Records for this exercise Start Marker
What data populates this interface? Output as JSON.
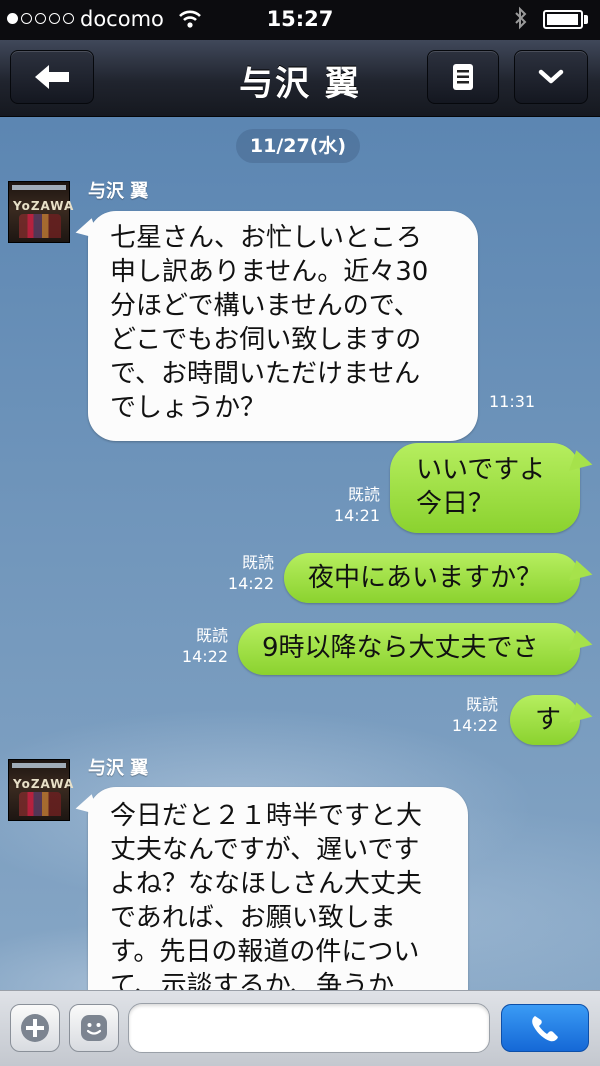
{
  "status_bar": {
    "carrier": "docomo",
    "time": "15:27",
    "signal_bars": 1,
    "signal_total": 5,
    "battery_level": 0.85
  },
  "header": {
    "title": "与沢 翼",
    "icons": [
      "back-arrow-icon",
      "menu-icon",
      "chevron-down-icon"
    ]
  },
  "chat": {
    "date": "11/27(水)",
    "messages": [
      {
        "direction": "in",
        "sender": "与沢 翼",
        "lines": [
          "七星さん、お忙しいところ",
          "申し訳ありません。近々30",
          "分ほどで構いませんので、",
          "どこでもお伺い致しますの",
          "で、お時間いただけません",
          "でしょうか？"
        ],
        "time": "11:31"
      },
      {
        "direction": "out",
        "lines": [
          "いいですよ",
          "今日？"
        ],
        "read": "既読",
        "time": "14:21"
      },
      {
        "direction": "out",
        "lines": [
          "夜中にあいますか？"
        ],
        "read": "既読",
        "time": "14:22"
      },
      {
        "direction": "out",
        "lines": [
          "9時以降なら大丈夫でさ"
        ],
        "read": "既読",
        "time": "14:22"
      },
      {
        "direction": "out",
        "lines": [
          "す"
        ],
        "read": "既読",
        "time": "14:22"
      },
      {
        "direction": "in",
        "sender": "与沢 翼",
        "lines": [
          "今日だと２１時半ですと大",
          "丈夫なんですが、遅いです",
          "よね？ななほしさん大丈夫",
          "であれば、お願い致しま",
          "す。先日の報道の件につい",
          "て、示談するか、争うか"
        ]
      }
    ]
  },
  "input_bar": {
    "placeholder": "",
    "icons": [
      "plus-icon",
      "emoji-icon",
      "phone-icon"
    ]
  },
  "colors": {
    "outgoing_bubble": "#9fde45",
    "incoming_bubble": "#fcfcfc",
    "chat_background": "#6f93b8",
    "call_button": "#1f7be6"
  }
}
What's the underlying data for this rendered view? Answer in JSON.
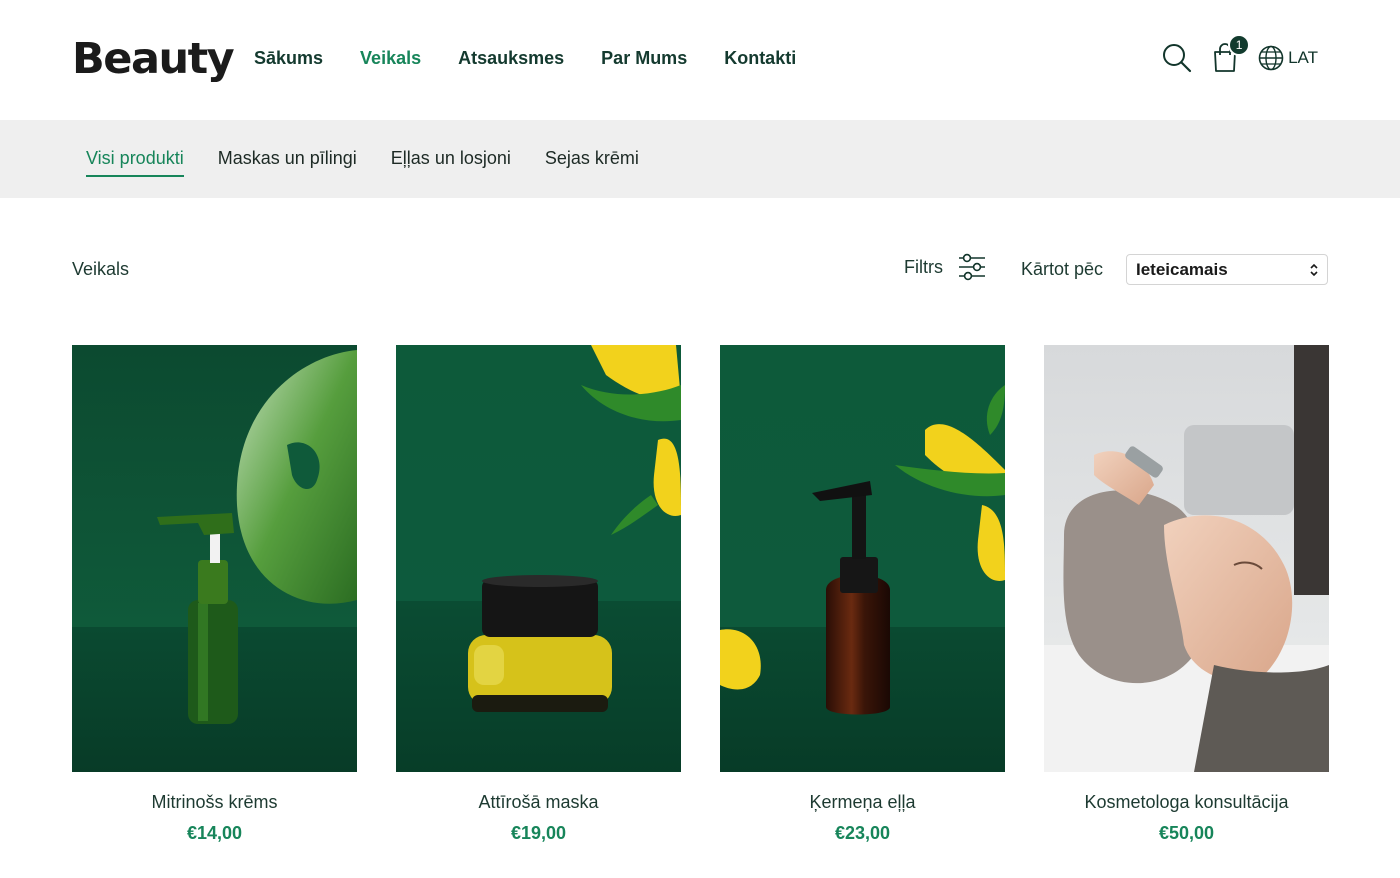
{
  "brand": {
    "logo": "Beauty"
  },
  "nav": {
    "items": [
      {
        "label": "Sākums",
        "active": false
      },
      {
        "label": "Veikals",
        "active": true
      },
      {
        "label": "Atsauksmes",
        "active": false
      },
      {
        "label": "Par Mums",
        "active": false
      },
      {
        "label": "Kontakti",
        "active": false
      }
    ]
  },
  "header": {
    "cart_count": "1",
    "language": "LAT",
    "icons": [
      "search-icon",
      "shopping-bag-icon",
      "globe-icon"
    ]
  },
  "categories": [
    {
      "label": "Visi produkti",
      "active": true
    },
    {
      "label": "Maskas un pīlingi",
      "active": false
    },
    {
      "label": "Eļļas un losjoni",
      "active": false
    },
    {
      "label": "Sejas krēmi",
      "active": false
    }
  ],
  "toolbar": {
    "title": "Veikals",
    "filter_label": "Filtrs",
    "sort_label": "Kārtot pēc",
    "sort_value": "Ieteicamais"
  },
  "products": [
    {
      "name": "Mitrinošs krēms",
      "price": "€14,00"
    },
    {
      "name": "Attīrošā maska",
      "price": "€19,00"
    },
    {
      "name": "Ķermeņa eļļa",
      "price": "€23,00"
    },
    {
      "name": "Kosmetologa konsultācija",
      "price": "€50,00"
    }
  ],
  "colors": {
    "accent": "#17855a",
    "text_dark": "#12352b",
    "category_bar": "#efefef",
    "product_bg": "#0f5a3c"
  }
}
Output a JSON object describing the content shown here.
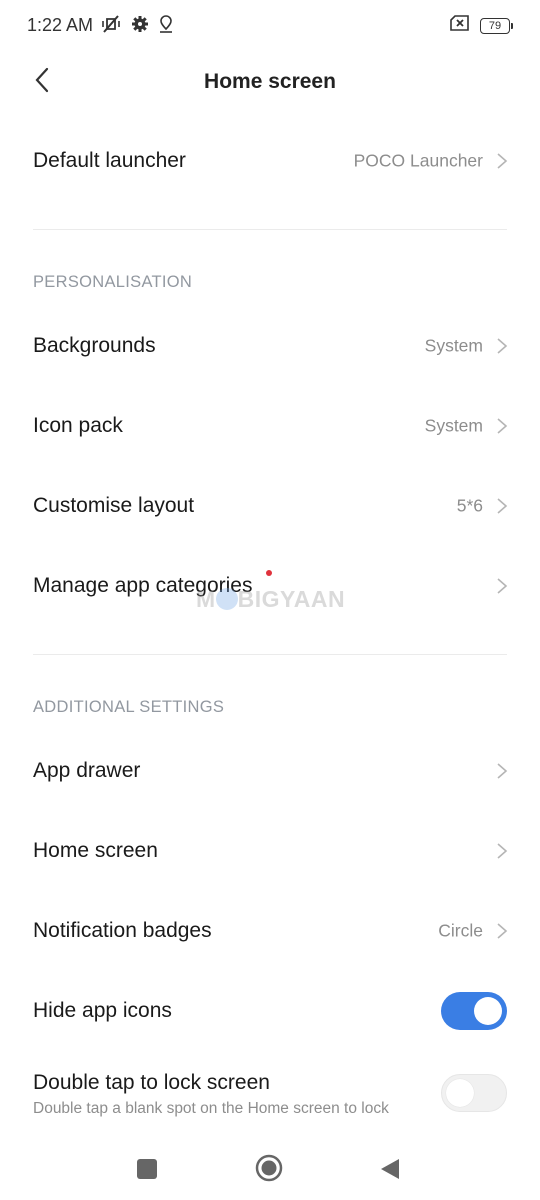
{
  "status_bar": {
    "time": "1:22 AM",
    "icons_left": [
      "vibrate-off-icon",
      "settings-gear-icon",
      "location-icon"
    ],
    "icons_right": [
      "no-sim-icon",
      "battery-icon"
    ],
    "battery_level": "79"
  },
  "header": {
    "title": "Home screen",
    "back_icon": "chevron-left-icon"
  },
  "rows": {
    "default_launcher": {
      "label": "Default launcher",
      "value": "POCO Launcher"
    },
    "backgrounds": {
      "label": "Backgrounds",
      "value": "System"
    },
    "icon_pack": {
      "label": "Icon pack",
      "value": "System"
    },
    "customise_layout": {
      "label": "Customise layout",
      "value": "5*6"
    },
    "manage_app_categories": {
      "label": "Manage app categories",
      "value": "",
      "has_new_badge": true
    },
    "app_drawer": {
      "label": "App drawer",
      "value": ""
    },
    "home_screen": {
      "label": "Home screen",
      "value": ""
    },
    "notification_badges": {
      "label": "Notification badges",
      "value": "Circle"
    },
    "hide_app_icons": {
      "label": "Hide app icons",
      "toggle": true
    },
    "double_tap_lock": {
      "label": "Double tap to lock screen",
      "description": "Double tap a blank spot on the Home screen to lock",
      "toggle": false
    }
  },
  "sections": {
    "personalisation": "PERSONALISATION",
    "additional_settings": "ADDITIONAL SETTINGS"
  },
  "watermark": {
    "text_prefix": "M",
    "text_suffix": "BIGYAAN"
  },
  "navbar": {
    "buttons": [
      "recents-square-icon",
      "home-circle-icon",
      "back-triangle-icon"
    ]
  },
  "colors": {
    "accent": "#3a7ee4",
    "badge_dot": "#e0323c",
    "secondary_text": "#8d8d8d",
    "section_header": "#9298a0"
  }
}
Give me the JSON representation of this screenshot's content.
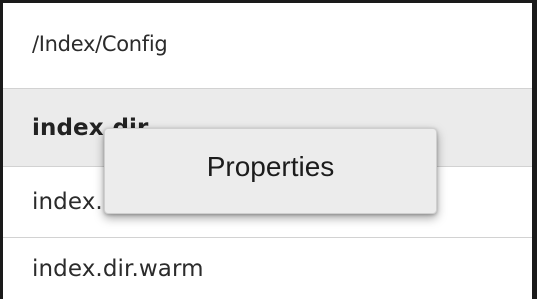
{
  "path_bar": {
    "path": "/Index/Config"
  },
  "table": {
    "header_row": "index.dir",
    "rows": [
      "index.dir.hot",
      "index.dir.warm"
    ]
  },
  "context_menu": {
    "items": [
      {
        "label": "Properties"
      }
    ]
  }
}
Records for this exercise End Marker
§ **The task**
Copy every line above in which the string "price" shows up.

§ **Output**
      "price": "€14,00"
      "price": "€19,00"
      "price": "€23,00"
      "price": "€50,00"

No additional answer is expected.